By David Martinez / Boxing Historian / dmboxing.com
When people ask me who are some of the nicest boxers that I have personally met – not in any particular order – the first group of fifteen that come to mind are Sugar Ray Robinson, George Foreman, Danny Lopez, Bobby Chacon, Ernie Terrell, Johnny Tapia, Diego Corrales, Jerry Quarry, Mando Ramos, Ruben Olivares, Matthew Saad Muhammad, Eddie Perkins, Vernon Forrest, and Ken Buchanan … but I must not leave out one other – Rodolfo “El Gato” Gonzalez Select2 download.
Gonzalez, the former WBC lightweight champion, is truly a gentleman. I was honored to be his presenter at his induction into the World Boxing Hall of Fame on October 18, 2003 피고인 1회 다운로드.
Gonzalez was actually born on a small farm owned by his grandparents near Tepatitlan Los Altos de Jalisco, Mexico on December 16, 1945 다운로드. He is one of eight children born to Florencio and Maria Luz Gonzalez. The family moved to Guadalajara when Rodolfo was a young child.
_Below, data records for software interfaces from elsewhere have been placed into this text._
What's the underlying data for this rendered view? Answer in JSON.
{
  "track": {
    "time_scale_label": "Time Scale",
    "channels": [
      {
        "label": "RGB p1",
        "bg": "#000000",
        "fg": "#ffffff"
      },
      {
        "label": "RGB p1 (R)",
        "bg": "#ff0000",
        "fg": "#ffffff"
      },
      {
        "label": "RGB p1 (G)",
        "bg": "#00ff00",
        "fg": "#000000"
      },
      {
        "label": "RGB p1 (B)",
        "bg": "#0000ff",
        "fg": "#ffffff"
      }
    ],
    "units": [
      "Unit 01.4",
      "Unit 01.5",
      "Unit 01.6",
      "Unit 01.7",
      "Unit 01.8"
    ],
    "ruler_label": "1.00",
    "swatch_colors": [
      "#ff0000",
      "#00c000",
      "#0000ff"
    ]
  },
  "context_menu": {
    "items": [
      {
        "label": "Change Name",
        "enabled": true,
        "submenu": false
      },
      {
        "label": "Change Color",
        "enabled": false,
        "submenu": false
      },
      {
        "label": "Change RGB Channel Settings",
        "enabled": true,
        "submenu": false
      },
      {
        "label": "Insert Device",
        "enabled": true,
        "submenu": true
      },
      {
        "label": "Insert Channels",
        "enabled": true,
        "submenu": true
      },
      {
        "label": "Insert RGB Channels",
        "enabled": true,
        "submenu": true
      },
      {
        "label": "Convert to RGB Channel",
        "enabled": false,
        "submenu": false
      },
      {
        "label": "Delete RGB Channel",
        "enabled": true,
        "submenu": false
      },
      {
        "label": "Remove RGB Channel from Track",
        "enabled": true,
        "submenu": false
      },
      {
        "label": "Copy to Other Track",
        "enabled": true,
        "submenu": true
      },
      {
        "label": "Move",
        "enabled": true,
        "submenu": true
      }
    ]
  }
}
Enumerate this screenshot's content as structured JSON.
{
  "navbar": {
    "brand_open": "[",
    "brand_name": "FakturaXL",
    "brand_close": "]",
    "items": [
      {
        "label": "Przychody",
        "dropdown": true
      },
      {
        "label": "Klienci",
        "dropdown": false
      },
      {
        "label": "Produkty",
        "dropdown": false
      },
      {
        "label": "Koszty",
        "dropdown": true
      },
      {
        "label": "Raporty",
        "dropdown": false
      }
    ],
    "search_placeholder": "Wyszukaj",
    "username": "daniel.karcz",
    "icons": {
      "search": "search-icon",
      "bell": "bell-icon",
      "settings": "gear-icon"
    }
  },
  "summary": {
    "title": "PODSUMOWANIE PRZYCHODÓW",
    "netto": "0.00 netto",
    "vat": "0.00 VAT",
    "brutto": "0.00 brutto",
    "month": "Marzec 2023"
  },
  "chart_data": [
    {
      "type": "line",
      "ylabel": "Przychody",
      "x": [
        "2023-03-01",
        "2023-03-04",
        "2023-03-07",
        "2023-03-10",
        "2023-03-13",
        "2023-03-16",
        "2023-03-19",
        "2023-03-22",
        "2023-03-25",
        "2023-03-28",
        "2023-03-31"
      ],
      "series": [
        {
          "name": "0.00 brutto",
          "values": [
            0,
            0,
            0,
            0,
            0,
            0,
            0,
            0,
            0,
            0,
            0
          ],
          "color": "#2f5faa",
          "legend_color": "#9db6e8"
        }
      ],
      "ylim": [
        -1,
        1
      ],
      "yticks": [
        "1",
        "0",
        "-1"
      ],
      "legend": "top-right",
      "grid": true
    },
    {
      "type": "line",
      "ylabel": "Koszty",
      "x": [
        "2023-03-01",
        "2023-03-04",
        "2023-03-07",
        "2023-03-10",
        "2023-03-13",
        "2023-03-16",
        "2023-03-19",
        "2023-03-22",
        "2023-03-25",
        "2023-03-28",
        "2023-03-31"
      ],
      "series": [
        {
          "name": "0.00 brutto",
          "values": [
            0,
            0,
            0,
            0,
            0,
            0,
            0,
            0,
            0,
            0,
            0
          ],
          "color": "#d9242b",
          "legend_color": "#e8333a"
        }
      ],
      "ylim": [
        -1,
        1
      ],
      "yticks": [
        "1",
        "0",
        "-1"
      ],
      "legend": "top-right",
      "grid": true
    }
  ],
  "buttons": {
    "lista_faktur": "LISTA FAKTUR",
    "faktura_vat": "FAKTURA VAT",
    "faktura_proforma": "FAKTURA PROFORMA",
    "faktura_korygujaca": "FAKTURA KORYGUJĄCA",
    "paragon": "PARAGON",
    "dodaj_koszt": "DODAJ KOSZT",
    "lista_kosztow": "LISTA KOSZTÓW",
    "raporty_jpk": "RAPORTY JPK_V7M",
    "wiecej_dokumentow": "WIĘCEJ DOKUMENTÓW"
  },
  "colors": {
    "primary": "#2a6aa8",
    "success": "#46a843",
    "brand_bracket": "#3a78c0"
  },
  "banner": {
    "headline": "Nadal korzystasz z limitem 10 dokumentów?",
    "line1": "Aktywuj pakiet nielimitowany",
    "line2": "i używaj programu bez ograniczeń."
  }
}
Growing up, Gonzalez had aspirations of becoming a bull fighter, El Matador, but that changed to boxing when he became intrigued with his boxer-cousin Jose Becerra, who was an outstanding bantamweight champion 다운로드.
With no amateur status, he started his professional career in November 1959, just six weeks shy of his 14th birthday, against less than moderate competition in Mexico 다운로드. A southpaw and tremendous body puncher, he won 51 of his first 52 bouts, all but one by knockout.
On February 15, 1963, in making his U.S. debut, he lost to Licho Guerrero in Los Angeles by tenth round stoppage.
That loss would become the start of the dark side of his career, not fighting again for nearly 3 years. Soon after the fight, he was diagnosed with liver cancer.Continue reading Rodolfo Gonzalez